  • Dism.exe /unmount-WIM /MountDir:C:\Mount /Commit  (Note – The /commit option is very important!)

Here is what the WinPE Image will look like after the NIC drivers are injected with DISM.

For those using the new VMWare NIC model e1000, WinPE 2.1 supports the new VMWare NIC model e1000. It is recommended to use this NIC Model with your virtual machine.

IEEE 802.1X authentication protocol support for WinPE

Microsoft has released hotfixes that now add 802.1x support to both WinPE 2.1 and WinPE 3.0. Here are the links to the hotfixes.

WinPE 2.1:

WinPE 3.0 (Windows 7 & Server 2008 R2):

Step by Step Instructions to Inject the update using DISM.

1) Once you have downloaded the update, extract the files to your deployment server.
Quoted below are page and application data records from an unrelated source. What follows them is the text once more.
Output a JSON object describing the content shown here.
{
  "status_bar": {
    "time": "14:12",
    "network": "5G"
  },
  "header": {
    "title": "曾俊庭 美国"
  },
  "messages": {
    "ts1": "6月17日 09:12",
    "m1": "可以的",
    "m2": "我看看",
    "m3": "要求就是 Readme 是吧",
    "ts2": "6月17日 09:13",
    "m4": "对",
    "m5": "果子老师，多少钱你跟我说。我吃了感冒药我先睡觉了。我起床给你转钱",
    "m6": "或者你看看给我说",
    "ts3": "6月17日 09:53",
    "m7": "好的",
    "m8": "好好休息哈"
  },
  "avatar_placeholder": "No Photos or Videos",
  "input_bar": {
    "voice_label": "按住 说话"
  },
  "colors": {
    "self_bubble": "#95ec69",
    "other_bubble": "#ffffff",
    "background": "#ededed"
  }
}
In this example, I created a folder on my E:\ called 802PE.

2) Mount the LiteTouchPE_x86.wim using DISM: DISM /Mount-WIM /WIMFile:E:\DeploymentShare$\Boot\LiteTouchPE_x86.WIM /index:1 /MountDir:E:\Mount

3) Inject the package: DISM /Image:E:\Mount /LogPath:AddPackage.log /Add-Package /PackagePath:E:\802PE\

4) Unmount and Commit your changes: DISM /Unmount-WIM /Commit /MountDir:E:\Mount
5) As an additional step you can validate the package was installed successfully: DISM /Image:E:\Mount /Get-Packages (Note: When you add the package in step 3 it should tell you, “The operation completed successfully” if the package injected with no errors.)

Configuring Default User Settings – Full Update for Windows 7 and Windows Server 2008 R2

I’ve received some emails in my inbox lately about configuring Windows 7 Default User Settings on the Core Image. Instead of re-inventing the wheel, check out this blog posted by Michael Murgolo from the DeploymentGuys.